If you’re trying to optimize for a specific industry, it’s true that Salesforce has more than 2,500 apps in the AppExchange. On the other hand, if your office has already invested in Microsoft products such as SQL Server, Outlook, Office 365, or SharePoint, Dynamics offers more interoperability, which will probably speed up your time to implementation. As you’re looking at a comparison of Dynamics vs. Salesforce, we recommend the following areas of comparison as a baseline:
- User experience/design
Which customer interface feels more intuitive for your team? What level of customization is available to help users feel more comfortable?
Does the CRM seamlessly integrate between social tools like Yammer, Skype, or SharePoint? Will the integration work with minimal effort and maximum efficiency?
Simply put, which platform is easier to use? How quickly can you get up and running? Does it reduce the volume of your workload by adding smart automation features that are easy to implement – or do these features require the ability to code or learn an overly complicated series of new tasks?
How difficult is it to take the baseline CRM and adapt it to your unique industry?

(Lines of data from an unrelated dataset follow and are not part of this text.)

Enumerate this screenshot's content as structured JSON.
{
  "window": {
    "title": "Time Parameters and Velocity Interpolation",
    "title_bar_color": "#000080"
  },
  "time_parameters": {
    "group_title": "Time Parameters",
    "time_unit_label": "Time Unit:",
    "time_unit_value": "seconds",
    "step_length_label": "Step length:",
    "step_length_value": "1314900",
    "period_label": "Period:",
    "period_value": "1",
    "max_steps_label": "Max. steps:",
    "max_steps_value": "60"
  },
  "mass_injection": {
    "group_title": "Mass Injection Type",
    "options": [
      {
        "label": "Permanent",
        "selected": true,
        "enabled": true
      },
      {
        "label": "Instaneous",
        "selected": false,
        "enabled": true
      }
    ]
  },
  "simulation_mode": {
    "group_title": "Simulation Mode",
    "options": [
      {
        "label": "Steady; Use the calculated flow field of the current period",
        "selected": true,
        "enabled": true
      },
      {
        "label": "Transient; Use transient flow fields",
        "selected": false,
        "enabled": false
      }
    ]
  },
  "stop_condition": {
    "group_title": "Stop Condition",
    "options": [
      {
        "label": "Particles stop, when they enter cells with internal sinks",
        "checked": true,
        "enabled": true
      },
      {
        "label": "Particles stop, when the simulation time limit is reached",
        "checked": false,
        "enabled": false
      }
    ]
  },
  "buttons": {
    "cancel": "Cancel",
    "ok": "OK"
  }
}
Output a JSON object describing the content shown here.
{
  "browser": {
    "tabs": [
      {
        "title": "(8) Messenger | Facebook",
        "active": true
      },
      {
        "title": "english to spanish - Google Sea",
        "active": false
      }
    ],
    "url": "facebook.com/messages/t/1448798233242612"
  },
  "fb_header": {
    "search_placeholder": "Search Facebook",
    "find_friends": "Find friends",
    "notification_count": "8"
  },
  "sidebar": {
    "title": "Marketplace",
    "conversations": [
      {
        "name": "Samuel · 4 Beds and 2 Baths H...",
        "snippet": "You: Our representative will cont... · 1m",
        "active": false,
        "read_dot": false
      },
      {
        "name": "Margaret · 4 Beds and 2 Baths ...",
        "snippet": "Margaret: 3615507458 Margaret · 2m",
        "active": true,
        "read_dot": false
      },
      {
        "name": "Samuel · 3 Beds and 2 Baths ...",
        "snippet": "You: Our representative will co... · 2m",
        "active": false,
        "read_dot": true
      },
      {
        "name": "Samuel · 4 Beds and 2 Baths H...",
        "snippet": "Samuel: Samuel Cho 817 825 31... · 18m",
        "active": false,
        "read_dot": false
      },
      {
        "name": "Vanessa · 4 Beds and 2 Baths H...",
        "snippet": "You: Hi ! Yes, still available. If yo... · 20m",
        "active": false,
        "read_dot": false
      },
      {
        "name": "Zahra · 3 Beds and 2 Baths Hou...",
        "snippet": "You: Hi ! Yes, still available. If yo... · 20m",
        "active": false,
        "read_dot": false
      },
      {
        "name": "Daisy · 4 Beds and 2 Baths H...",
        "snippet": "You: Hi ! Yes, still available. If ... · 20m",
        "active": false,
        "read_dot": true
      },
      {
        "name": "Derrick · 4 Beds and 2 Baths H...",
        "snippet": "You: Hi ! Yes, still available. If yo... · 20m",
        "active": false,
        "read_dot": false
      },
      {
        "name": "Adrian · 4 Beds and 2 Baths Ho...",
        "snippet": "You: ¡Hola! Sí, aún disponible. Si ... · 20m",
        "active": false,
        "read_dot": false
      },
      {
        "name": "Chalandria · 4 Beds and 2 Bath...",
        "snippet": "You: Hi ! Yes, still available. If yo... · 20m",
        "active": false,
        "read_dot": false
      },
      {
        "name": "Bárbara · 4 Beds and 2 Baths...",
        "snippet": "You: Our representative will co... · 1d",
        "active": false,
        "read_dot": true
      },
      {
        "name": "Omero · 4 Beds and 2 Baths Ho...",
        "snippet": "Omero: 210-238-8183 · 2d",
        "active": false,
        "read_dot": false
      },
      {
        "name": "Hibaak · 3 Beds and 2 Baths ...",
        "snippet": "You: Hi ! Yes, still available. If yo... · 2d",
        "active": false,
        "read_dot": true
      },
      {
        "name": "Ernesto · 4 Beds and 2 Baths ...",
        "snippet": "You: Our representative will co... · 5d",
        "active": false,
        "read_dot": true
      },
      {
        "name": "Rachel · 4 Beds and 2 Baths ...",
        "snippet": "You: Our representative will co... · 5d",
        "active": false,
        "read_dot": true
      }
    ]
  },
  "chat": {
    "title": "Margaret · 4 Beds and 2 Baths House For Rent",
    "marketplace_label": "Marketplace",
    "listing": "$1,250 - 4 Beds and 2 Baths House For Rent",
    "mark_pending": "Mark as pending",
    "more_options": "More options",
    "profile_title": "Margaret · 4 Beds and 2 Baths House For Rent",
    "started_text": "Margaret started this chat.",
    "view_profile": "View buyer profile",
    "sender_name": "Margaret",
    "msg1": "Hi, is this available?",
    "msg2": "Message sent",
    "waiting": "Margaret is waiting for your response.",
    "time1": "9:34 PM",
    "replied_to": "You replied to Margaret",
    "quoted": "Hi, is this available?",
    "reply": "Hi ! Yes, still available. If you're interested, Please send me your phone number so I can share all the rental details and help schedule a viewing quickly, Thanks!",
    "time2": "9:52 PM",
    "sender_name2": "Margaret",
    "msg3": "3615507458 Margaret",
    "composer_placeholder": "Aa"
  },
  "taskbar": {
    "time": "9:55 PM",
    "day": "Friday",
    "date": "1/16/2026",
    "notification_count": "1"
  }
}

Will you be able to do-it-yourself or will you need a programmer to help you create new options for your business?
While cheaper is not necessarily better, it is important to stretch your budget as far as possible, while making sure the CRM meets all the goals associated with your investment in the platform.
The simple truth is this: There are benefits and drawbacks to every piece of software on the market today. When comparing Dynamics vs. Salesforce the real question to ask yourself is how are you going to use it? We highly recommend test-driving these excellent CRMs to find out which one might work best for your company. Contact IES to take a tour of Microsoft Dynamics 365 CRM – we’re here to help.